How to Refinish a Teak Veneer
Teak is a very hard, dark wood that has a pithy, mahogany-like grain. Refinishing veneer should be approached with caution regarding the tools and chemicals used. The thin nature of veneer makes it especially susceptible to damage. The dark colour of teak can also be an issue.
The original finish will need to be removed sufficiently to open the grain, so that the new finish will apply evenly. Using stain and clear finish all-in-one will help, since it does not penetrate as deeply, resting on the surface.
Put on chemical resistant rubber gloves and eye protection. Use a disposable paintbrush to apply a coat of water-base stripper to the surface of the veneer. Allow the stripper to work for the length of time recommended by the manufacturer. Scrape the stripper and old finish from the veneer using a plastic scraper.

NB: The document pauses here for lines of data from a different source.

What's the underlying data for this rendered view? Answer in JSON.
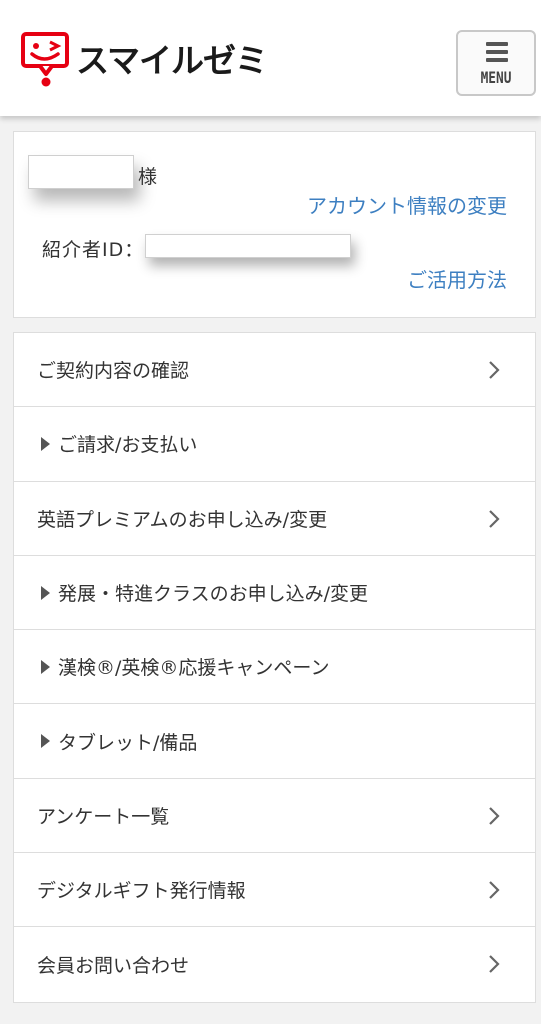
{
  "header": {
    "logo_text": "スマイルゼミ",
    "menu_label": "MENU",
    "brand_color": "#e60012"
  },
  "account": {
    "honorific": "様",
    "change_account_link": "アカウント情報の変更",
    "referrer_label": "紹介者ID：",
    "usage_link": "ご活用方法",
    "link_color": "#3d7fc1"
  },
  "menu": {
    "items": [
      {
        "label": "ご契約内容の確認",
        "icon": "chevron-right-icon"
      },
      {
        "label": "ご請求/お支払い",
        "icon": "triangle-right-icon"
      },
      {
        "label": "英語プレミアムのお申し込み/変更",
        "icon": "chevron-right-icon"
      },
      {
        "label": "発展・特進クラスのお申し込み/変更",
        "icon": "triangle-right-icon"
      },
      {
        "label": "漢検®/英検®応援キャンペーン",
        "icon": "triangle-right-icon"
      },
      {
        "label": "タブレット/備品",
        "icon": "triangle-right-icon"
      },
      {
        "label": "アンケート一覧",
        "icon": "chevron-right-icon"
      },
      {
        "label": "デジタルギフト発行情報",
        "icon": "chevron-right-icon"
      },
      {
        "label": "会員お問い合わせ",
        "icon": "chevron-right-icon"
      }
    ]
  }
}
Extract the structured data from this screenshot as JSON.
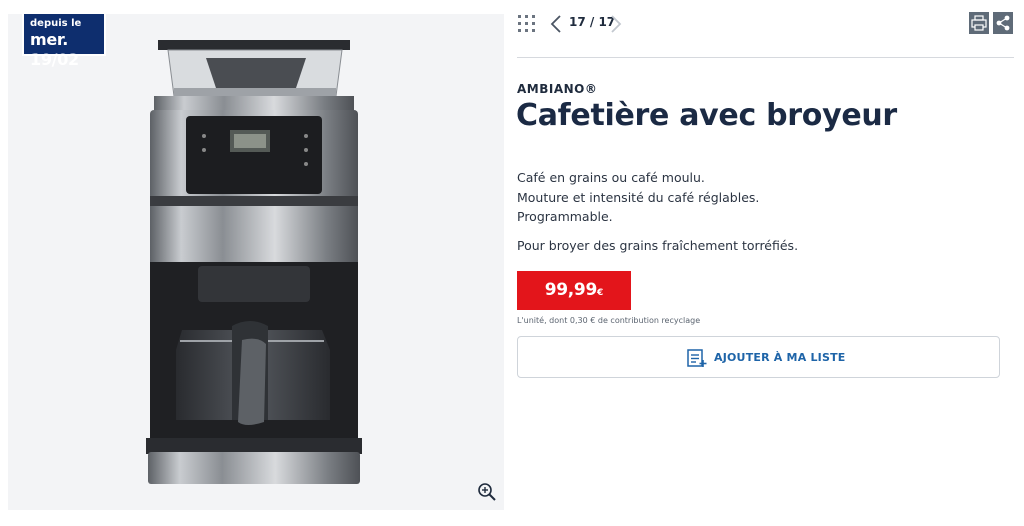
{
  "badge": {
    "line1": "depuis le",
    "line2": "mer. 19/02"
  },
  "gallery": {
    "pager": "17 / 17"
  },
  "product": {
    "brand": "AMBIANO®",
    "title": "Cafetière avec broyeur",
    "description": [
      "Café en grains ou café moulu.",
      "Mouture et intensité du café réglables.",
      "Programmable."
    ],
    "tagline": "Pour broyer des grains fraîchement torréfiés.",
    "price": "99,99",
    "currency": "€",
    "price_note": "L'unité, dont 0,30 € de contribution recyclage"
  },
  "actions": {
    "add_to_list": "AJOUTER À MA LISTE"
  },
  "icons": [
    "grid-icon",
    "chevron-left-icon",
    "chevron-right-icon",
    "print-icon",
    "share-icon",
    "zoom-in-icon",
    "add-to-list-icon"
  ],
  "colors": {
    "navy": "#0e2e6e",
    "price_red": "#e3151b",
    "link_blue": "#1e64a8"
  }
}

- Teak is a very hard, dark wood that has a pithy, mahogany-like grain.
- Use a disposable paintbrush to apply a coat of water-base stripper to the surface of the veneer.

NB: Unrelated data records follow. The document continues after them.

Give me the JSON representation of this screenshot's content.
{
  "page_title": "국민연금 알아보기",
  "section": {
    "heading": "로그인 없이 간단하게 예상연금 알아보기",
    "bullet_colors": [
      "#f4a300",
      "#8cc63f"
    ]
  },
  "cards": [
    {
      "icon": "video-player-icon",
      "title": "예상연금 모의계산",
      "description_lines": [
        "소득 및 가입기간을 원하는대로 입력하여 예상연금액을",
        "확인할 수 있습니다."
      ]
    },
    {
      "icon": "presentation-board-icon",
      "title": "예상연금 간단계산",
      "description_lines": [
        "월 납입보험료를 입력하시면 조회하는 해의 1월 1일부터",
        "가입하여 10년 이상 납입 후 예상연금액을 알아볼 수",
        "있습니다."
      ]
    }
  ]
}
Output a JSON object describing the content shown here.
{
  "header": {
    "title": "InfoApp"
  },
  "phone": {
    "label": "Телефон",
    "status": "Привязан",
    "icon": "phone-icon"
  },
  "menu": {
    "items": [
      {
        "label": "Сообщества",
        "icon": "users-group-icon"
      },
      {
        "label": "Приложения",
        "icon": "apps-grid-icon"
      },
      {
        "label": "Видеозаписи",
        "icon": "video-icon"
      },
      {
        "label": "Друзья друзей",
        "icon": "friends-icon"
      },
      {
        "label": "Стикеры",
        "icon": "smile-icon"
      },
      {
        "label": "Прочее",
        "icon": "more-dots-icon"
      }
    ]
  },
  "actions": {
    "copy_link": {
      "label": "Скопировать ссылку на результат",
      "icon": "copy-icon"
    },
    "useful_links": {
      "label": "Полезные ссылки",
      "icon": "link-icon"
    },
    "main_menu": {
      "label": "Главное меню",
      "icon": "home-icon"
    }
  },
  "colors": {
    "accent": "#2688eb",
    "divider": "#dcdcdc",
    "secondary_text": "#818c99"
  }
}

Rinse the surface with a rag dampened in odourless white spirit to stop the stripper's chemical action and remove any remaining finish. Sand the surface of the veneer with 220-grit ultra-fine sandpaper working with the grain. Remove the dust from the veneer with a tack cloth.

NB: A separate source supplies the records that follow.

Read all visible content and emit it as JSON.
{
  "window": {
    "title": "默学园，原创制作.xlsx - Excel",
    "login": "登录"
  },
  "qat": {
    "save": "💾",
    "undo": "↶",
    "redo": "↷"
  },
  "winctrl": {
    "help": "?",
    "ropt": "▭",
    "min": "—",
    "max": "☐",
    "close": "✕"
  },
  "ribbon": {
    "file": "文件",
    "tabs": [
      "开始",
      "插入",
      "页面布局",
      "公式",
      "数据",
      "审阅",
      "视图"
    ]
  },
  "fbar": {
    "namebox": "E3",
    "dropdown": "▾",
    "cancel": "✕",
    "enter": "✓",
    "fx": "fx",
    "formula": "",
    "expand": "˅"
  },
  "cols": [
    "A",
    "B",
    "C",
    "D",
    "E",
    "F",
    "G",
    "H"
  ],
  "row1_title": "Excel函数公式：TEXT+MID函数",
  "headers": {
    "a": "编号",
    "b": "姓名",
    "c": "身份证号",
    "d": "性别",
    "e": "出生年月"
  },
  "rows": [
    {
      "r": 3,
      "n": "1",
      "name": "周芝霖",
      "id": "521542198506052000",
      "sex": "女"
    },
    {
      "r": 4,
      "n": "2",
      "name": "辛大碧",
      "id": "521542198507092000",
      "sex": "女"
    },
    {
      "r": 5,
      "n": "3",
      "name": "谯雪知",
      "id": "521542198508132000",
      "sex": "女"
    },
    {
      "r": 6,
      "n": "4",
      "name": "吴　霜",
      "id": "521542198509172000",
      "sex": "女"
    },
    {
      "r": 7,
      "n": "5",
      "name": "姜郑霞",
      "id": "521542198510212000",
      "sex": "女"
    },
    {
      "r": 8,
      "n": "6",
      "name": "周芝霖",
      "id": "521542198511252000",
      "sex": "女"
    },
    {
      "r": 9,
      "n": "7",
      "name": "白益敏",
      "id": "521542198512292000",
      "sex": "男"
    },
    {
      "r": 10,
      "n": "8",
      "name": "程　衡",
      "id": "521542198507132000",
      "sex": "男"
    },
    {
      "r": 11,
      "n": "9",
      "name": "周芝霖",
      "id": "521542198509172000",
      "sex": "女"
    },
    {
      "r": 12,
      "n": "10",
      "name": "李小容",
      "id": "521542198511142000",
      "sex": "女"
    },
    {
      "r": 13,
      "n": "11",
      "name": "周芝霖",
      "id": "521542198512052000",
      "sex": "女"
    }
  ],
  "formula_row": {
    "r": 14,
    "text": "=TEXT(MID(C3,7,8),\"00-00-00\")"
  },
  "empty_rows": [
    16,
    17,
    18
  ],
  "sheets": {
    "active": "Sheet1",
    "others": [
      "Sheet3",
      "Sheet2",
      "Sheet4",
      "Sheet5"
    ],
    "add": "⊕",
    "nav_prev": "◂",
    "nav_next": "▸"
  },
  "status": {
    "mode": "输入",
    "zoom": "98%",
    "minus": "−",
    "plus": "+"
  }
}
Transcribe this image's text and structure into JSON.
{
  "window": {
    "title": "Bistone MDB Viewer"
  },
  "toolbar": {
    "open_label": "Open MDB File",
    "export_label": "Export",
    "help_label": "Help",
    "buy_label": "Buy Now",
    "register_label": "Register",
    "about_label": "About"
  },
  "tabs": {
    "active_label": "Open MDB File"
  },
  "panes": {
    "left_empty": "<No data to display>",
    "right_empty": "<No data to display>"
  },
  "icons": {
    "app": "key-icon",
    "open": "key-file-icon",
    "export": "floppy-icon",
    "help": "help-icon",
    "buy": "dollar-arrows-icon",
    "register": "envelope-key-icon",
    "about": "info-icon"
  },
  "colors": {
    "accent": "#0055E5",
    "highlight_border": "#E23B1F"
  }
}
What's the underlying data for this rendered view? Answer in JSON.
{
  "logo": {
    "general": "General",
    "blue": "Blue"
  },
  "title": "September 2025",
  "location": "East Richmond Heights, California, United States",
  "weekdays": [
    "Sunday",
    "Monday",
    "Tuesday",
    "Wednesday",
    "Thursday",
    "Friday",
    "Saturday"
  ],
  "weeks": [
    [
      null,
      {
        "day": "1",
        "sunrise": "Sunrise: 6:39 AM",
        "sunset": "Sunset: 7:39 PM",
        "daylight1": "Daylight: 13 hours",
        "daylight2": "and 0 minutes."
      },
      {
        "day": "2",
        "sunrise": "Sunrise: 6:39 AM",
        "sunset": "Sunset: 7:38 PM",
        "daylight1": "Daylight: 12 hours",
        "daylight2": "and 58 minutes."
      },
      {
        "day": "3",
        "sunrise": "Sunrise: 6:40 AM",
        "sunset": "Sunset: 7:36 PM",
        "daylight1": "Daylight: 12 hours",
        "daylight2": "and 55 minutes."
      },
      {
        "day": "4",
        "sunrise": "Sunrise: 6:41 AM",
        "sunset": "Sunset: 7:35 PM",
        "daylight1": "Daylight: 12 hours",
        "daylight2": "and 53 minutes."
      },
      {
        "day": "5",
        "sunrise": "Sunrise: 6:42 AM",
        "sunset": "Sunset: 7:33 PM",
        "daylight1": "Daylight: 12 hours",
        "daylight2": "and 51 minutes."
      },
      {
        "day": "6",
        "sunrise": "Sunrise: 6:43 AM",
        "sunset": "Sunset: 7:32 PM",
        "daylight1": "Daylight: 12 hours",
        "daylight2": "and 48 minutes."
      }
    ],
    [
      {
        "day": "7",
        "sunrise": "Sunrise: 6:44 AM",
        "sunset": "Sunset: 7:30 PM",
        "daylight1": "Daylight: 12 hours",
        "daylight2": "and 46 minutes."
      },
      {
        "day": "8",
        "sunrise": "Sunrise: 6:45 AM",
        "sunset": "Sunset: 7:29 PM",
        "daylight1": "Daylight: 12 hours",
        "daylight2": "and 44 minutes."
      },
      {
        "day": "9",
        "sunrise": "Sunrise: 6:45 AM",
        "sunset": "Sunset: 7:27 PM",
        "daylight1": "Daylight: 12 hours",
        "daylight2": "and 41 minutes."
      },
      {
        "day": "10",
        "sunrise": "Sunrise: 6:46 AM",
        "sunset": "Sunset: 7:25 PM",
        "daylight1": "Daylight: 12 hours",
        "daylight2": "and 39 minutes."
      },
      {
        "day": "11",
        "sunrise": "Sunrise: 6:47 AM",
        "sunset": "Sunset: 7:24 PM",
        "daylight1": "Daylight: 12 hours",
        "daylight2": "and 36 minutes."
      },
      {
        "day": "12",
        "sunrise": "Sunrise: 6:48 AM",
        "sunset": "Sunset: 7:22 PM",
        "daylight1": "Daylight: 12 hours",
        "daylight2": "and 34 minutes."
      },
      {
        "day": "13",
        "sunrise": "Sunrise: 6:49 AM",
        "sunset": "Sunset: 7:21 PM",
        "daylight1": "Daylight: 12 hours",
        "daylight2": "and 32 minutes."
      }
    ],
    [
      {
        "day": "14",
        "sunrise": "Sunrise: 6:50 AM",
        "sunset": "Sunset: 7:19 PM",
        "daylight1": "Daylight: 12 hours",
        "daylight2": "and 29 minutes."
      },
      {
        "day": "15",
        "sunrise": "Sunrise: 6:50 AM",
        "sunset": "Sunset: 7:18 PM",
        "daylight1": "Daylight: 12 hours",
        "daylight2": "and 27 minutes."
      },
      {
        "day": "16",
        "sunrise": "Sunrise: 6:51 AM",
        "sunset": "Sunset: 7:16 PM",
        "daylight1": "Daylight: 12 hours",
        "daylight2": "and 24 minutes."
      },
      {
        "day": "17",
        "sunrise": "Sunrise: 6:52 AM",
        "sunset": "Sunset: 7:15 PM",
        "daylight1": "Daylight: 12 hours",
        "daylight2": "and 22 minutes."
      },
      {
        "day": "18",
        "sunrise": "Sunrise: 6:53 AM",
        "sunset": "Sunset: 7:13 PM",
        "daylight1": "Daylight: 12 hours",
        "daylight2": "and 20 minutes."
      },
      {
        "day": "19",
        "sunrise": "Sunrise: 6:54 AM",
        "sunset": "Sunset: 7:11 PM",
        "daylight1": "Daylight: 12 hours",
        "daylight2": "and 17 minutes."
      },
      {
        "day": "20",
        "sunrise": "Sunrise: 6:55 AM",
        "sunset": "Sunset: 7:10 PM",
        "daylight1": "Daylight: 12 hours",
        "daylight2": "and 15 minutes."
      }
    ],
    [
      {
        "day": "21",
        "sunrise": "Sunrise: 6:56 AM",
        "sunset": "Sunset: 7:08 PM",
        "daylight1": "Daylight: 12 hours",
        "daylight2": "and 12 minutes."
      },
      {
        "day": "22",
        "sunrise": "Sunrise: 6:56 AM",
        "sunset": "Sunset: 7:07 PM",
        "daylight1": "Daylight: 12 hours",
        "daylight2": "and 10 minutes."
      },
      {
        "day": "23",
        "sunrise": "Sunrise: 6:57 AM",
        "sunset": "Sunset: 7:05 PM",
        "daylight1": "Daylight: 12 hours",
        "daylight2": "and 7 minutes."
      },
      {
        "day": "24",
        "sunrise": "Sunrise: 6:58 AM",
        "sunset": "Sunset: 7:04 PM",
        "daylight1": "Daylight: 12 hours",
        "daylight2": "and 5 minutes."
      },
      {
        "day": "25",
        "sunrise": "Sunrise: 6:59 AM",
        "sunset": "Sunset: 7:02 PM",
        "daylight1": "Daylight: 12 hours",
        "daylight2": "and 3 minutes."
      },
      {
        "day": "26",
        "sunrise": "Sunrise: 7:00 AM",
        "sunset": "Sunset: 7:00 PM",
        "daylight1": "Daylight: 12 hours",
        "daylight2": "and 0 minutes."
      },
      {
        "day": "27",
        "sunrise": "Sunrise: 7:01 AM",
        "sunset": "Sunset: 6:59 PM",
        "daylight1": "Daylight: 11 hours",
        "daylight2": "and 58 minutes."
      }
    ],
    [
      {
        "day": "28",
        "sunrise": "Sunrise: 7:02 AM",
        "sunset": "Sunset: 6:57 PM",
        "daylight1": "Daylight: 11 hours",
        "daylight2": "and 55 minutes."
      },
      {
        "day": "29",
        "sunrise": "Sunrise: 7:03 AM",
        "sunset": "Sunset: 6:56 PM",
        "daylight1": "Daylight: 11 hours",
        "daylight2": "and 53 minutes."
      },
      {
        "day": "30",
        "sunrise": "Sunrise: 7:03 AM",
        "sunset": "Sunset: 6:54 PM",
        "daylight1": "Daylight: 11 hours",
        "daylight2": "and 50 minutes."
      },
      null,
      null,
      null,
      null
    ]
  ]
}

Select a colour of all-in-one clear finish and stain to complement the surrounding woodwork and room decor. Choose medium to dark colours for teak veneer to get best results. Apply the all-in-one finish and stain with a soft, fine bristle paintbrush. Work in straight, overlapping strokes following the grain. Spread the finish as evenly as possible to prevent runs and drips. Allow the first coat to dry thoroughly before applying a second using the same technique.
- Rinse the surface with a rag dampened in odourless white spirit to stop the stripper's chemical action and remove any remaining finish.
- Remove the dust from the veneer with a tack cloth.
- "Veneer Restoration and Repair";Jim Stacey;1995
- Refinish Furniture: Stripping
Mark Morris started writing professionally in 1995. He has published a novel and stage plays with SEEDS studio. Morris specializes in many topics and has 15 years of professional carpentry experience. He is a voice, acting and film teacher. He also teaches stage craft and lectures on playwriting for Oklahoma Christian University.